I used mini tart shells that are 2 1/2 inches in diameter, the same size as the egg tarts served at dim sum restaurants. If your tart shells are bigger, you may want to make double the amount of pastry dough to have enough crust.

While the dough is resting, make the filling. To make the milk tea flavor, you’re going to need instant milk tea powder. You can find these at almost any Asian market.

egg tart custard

I used a combination of milk tea powder and actual tea leaves to get a strong tea flavor. If you only use the instant milk tea powder, the flavor can be very mild.

Steep the milk tea powder bags and loose tea leaves in the sugared water and let it sit for 10 minutes. Cool the tea water completely.

ready to bake

While the tea is cooling, roll out the pastry dough.

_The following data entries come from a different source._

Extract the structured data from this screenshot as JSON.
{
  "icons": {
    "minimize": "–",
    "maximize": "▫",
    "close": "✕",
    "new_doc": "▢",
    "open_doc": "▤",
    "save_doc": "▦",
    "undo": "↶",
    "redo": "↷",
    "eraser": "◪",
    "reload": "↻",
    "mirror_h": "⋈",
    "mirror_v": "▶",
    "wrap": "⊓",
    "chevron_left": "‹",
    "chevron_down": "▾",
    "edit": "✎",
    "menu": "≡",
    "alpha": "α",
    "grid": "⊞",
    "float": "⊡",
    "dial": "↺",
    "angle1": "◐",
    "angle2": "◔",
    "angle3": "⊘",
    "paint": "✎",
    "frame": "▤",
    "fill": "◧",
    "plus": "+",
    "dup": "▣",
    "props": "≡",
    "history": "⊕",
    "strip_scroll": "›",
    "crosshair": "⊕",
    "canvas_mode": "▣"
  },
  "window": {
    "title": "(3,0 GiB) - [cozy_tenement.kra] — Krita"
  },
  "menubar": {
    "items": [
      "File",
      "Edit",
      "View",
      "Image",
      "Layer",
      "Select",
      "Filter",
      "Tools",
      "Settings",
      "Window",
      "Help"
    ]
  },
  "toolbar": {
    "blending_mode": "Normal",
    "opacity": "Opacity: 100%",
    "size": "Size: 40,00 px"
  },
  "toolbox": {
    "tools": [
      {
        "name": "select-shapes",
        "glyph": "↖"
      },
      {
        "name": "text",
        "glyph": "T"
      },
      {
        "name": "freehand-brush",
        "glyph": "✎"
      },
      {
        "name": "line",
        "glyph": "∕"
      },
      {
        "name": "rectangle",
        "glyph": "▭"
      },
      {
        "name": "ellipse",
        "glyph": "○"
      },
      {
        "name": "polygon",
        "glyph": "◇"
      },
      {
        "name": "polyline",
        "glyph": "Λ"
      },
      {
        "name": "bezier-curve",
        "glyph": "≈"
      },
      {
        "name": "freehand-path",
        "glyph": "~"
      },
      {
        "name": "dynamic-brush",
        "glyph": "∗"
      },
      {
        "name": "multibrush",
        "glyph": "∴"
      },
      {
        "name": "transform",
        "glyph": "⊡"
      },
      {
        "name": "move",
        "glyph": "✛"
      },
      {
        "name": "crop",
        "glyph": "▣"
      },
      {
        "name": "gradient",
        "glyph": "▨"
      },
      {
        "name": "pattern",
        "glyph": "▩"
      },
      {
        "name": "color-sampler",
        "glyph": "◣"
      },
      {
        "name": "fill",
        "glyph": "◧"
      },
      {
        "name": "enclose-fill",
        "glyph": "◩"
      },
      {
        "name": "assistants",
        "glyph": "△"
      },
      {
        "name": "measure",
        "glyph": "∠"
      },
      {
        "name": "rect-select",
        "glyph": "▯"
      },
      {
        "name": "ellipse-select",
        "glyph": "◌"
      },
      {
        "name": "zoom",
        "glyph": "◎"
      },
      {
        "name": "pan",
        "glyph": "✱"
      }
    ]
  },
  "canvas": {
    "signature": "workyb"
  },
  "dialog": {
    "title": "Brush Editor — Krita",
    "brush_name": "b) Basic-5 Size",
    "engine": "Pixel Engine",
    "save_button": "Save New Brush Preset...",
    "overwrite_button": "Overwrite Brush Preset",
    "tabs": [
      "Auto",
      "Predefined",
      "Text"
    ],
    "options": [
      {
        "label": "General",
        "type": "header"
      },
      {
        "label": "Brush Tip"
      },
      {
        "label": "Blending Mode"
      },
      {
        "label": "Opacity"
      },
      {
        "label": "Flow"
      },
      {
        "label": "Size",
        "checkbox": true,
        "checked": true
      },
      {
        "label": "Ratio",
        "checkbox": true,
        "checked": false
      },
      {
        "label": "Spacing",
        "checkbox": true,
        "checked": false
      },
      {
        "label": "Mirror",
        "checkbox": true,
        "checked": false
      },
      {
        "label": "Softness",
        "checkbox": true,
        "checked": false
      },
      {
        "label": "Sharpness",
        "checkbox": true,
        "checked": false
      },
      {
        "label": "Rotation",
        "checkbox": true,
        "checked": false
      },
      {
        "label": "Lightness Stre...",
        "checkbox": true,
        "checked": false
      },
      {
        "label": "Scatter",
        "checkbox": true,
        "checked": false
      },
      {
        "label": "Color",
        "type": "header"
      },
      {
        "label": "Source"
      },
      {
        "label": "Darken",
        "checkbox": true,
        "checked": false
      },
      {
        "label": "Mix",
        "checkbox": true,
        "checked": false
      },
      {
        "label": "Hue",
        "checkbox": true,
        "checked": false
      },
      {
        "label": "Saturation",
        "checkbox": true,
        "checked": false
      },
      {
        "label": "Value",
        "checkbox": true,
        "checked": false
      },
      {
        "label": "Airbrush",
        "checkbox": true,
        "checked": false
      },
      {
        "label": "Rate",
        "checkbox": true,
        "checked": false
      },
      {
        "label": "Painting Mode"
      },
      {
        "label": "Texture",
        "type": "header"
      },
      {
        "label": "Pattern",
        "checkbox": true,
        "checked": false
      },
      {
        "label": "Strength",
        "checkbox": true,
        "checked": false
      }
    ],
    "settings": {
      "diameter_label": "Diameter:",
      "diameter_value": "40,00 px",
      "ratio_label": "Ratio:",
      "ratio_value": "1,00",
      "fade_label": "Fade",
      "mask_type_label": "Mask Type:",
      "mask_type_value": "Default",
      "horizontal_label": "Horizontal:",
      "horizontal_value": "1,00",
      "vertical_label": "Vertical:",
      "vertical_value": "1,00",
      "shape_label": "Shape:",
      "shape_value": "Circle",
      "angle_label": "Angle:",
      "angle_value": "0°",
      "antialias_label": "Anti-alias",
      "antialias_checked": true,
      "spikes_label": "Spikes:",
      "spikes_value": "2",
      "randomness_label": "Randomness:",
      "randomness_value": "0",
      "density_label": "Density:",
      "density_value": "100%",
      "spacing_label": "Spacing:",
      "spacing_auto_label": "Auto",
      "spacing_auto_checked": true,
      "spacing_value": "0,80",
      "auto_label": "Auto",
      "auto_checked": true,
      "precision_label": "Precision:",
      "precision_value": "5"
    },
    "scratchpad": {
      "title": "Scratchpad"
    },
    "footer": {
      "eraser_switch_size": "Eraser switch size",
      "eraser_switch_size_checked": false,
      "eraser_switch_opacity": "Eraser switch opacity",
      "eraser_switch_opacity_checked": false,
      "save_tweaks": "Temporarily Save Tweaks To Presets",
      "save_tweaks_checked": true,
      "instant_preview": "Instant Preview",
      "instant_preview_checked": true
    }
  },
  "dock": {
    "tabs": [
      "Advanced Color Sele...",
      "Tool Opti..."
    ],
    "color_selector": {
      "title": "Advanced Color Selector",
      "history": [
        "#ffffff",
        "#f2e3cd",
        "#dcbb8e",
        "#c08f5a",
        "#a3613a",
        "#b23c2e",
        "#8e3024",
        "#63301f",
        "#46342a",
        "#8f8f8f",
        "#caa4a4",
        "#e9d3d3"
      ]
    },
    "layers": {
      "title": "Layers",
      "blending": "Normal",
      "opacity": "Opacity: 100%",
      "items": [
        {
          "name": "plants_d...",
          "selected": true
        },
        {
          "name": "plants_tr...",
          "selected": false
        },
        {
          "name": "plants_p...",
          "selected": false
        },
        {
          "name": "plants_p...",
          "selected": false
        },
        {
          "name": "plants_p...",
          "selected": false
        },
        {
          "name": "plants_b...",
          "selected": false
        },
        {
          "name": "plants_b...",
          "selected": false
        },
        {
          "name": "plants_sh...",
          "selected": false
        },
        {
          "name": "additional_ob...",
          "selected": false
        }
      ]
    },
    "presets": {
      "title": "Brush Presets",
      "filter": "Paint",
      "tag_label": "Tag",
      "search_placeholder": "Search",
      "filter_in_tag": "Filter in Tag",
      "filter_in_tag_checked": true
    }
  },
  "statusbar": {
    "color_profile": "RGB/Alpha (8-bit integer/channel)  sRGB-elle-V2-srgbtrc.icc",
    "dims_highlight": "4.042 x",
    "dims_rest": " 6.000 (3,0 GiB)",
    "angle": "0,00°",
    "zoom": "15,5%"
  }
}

Here’s the trick: if your kitchen is particularly warm, work quickly. This dough is soft when it’s warm so it’s easier to handle when it’s chilled. When I made these milk tea egg tarts, it was 85 degrees in the kitchen. To avoid having a soft pastry mess, I rolled out the dough, lined the tart shells, then chilled them for 10 minutes before trimming the ends.

milk tea egg tarts

Now let’s get back to the filling. Whisk the tea sugar water with eggs, evaporated milk, and vanilla extract. Strain the mixture, discarding the tea leaves. Straining the custard will also yield a smoother filling. Pour the filling into the prepared crusts and immediately pop them in the oven.

milk tea egg tarts

Here is where timing is crucial. If you notice your milk tea egg tarts starting to puff up, take them out of the oven immediately. When they puff up in the oven, they will shrink and crack while cooling. It takes about 10-12 minutes for the custard to set, but keep an eye on the tarts to prevent them from over-baking.

Let the egg tarts cool slightly and then you can finally enjoy the fruits of your labor. These milk tea egg tarts really hit the spot for me. Bonus? You can’t find these anywhere making them extra special!

milk tea egg tarts


Looking for someone to come to your house and prepare these dishes for you? It is possible! If you are in Los Angeles and looking for a private chef, please feel free to contact me. For more information, visit Private Kitchen Los Angeles.


Sharing is caring!